Research in Motion were born in Canada, and have enjoyed Canadian's being loyal to RIM, but this has just begun to stop. In 2011, RIM shipped 2.08 million BlackBerry smartphones, versus the 2.85 million iPhones that Apple sold. Rewind another twelve months into 2010, and we have RIM selling over 500,000 more units than Apple did in Canada.
If we go back a bit further to 2008, RIM sold 500-percent more BlackBerry phones than Apple did iPhones. But, we all know that the iPhone has grown in popularity immensely, and Canadian's just don't want to continue being blindly loyal. Bloomberg notes that Canada-based sales make up roughly 7-percent of RIM's total revenue.
RIM has enjoyed local support in Canada, which would hurt them considerably seeing Apple overtake them on their home ground. Alfred DuPut from research firm Interbrand says that this is due to RIM not investing enough in promoting their devices once the iPhone shipped. If you ask me, it's because Apple have a totally contained system, with hipsters wanting them, grandmas wanting them, great marketing, they just 'work', and are simple enough that a 5-year-old could use it.
T-Mobile have just announced that they will be cutting 1,900 jobs as well as closing seven of their call centers throughout the US as part of a plan that is said to reduce overhead as well as stockpile cash in order to invest in a restructuring plan after AT&T failed on their planned acquisition.
The call centers that will be closed down are: Allentown, Pennsylvania; Fort Lauderdale, Florida; Frisco, Texas; Brownsville, Texas; Lenexa, Kansas; Thornton, Colorado; and Redmond, Oregon. For all of the call centers mentioned, they actually house 3,300 employees, but T-Mobile will be hiring 1,400 more workers at the remaining 17 centers.
Some employees are being offered transfers, and those who are being let go are said to be receiving severance pay and two months of healthcare.

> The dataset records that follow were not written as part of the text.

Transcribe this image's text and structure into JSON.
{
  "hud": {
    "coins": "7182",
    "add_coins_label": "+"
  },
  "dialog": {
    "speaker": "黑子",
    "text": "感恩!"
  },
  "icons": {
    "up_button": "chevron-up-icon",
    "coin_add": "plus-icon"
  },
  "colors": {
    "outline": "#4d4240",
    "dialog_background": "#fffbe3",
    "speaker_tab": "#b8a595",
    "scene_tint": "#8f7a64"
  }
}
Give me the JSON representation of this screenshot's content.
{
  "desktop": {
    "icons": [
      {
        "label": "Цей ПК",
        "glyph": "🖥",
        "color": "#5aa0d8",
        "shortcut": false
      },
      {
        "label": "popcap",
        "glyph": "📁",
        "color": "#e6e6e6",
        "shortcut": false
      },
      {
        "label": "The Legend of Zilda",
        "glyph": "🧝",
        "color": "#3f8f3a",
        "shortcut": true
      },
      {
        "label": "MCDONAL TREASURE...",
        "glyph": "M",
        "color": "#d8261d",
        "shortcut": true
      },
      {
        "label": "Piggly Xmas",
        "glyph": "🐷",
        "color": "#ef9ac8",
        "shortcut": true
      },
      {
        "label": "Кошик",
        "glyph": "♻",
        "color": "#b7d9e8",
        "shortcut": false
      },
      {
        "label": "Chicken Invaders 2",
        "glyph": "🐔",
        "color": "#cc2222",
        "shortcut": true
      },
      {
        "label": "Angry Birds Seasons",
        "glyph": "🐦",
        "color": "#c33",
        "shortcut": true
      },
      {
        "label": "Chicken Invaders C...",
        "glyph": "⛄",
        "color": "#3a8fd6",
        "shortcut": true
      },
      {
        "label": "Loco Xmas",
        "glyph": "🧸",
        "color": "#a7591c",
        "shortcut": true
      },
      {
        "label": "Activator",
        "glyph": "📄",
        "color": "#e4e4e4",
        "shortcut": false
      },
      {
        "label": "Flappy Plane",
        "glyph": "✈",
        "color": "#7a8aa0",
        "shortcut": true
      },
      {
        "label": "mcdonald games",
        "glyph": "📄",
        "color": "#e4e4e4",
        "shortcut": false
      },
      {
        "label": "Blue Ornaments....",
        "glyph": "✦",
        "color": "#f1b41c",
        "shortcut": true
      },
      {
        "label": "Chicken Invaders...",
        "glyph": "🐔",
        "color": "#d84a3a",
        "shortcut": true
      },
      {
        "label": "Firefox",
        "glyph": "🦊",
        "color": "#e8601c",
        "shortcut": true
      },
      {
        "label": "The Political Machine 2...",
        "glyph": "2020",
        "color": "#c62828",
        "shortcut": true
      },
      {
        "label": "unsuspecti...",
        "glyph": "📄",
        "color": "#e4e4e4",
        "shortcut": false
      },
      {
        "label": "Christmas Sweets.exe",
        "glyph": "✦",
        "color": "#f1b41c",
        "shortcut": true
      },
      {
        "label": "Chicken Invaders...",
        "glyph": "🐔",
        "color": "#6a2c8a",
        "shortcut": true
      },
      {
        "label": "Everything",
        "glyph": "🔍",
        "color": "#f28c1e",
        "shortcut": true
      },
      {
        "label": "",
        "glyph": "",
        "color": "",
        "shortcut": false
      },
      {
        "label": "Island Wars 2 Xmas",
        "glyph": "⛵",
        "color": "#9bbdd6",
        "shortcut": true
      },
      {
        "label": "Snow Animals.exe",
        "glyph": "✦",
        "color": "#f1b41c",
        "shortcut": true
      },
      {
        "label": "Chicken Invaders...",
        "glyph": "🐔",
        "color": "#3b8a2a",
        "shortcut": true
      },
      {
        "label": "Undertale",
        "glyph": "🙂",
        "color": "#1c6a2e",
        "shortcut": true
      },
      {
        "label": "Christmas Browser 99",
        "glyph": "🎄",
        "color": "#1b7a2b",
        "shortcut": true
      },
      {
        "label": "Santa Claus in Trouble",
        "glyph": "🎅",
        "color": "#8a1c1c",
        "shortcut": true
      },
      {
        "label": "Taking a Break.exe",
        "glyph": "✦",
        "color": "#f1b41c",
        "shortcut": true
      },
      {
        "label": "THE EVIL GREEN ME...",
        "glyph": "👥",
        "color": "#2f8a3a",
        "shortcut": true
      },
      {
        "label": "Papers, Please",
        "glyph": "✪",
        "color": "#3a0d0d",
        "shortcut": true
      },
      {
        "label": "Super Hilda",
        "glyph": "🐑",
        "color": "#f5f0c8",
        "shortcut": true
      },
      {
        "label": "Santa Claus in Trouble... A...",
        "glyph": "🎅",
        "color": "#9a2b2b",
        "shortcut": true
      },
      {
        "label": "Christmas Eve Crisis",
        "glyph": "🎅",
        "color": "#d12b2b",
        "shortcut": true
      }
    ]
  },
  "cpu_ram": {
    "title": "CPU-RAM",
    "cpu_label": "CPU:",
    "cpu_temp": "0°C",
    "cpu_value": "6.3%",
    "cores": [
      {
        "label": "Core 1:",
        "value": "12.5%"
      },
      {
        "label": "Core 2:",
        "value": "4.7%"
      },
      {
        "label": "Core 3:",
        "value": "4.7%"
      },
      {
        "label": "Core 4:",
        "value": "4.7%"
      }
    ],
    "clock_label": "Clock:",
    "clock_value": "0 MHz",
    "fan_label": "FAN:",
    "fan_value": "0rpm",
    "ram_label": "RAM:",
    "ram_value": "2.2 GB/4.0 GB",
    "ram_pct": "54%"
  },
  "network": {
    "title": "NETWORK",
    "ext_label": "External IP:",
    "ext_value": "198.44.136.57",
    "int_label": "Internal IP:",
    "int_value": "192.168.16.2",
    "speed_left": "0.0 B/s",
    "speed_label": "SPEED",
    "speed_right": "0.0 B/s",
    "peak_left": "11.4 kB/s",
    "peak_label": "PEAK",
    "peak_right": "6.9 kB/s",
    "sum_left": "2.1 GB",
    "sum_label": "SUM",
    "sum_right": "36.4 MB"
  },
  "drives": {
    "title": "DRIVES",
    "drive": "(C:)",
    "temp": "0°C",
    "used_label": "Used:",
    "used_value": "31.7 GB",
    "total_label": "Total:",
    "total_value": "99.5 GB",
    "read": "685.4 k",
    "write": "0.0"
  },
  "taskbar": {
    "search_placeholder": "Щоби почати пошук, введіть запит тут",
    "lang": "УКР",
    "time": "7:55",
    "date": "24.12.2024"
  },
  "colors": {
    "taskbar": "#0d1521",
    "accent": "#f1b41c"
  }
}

The cut of 1,700 employees may sound drastic, but it's just a slither of T-Mobile's total workforce, the 1,700 lost jobs represents 5-percent of the total workforce.